Court Enjoins Law Requiring California Businesses Have Women on Their Board of Directors
On May 13, 2022, a law requiring publicly held corporations headquartered in California to have women on the board of directors was enjoined from being enforced and declared unconstitutional after a bench trial in Los Angeles Superior Court. In Crest v. Padilla, a judge ruled that the law violated the Equal Protection Clause of the California Constitution because it created a suspect gender classification without a compelling state interest, and the law was not necessary or narrowly tailored to achieve the State’s goals of remedying gender discrimination or benefiting the economy.
On September 30, 2018, Governor Jerry Brown signed Senate Bill 826 into law. It required public companies headquartered in California to have at least one female on the board of directors by the end of 2019. By the end of 2021, public companies in California with five directors were required to have at least two female directors, or three female directors if the company had six or more directors. The law authorized the Secretary of State to impose fines ranging from $100,000 to $300,000 per violation.

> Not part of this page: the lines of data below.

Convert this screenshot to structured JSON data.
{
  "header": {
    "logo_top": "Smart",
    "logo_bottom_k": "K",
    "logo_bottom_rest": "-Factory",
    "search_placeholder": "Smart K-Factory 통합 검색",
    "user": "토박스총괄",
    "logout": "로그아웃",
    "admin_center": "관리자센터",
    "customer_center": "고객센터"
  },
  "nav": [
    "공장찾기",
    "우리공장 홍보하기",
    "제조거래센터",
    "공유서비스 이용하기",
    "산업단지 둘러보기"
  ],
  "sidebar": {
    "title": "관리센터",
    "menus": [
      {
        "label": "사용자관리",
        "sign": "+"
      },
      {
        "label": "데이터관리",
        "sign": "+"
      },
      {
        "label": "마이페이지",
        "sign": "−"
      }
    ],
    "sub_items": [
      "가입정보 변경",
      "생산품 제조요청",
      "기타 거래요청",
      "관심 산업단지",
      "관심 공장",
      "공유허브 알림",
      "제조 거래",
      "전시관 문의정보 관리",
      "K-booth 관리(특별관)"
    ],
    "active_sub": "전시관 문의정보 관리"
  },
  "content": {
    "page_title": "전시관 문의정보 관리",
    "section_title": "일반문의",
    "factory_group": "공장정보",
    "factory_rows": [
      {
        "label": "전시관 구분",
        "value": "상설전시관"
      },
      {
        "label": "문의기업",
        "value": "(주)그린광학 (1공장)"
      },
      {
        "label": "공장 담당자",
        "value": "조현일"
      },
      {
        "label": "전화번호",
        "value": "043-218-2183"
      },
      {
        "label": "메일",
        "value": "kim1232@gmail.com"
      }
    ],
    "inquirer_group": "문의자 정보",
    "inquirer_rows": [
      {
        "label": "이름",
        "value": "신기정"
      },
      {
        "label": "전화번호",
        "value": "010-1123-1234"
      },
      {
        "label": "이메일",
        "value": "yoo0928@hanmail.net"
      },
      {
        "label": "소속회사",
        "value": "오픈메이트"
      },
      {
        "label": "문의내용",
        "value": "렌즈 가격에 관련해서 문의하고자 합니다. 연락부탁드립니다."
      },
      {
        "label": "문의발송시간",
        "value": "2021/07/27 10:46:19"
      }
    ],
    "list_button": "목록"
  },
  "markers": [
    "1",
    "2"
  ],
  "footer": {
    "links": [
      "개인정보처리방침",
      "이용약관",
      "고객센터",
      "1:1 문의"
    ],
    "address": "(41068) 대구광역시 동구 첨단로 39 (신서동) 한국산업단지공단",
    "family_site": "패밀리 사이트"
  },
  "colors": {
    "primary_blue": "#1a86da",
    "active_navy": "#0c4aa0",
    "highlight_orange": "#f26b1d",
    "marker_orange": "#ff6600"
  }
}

A group of California taxpayers filed suit in 2019 to enjoin implementation and enforcement of the law. The taxpayers alleged S.B. 826 violated the Equal Protection Clause and Article I, Section 31 (prohibiting discrimination based on sex in public employment, education, or contracting) of the California Constitution. Beginning in December 2021, the court commenced a bench trial and issued a lengthy verdict on May 13, 2022.
The trial court ruled that S.B. 826 violated the Equal Protection Clause, and enjoined the law. More specifically, the court applied the strict scrutiny standard of review applicable to gender-based classifications, and held that the State failed to carry its burden and sufficiently prove that the use of gender-based corporate board seat requirements was necessary and narrowly tailored to achieve a compelling state interest.
In support of S.B. 826, the State claimed three compelling interests: (1) to eliminate and remedy discrimination in the selection process for corporate directors; (2) to increase gender diversity on boards of directors that would lead to a benefit to California’s economy; and (3) to increase gender diversity on boards of directors that would lead to benefits for California taxpayers, public employees, and retirees. The court considered all of the evidence presented by the State in support of these three interests, and ruled that the State failed to carry its burden and establish a compelling interest behind the law. Furthermore, the court ruled that the State’s evidence of gender discrimination was unpersuasive and anecdotal, and that the use of a gender-based requirement for board of director seats was not narrowly tailored or necessary to benefit the economy, improve opportunities for women in the workplace, or protect California taxpayers. As a result, S.B. 826 did not survive strict scrutiny and violated the Equal Protection Clause, and the court issued a verdict enjoining the law.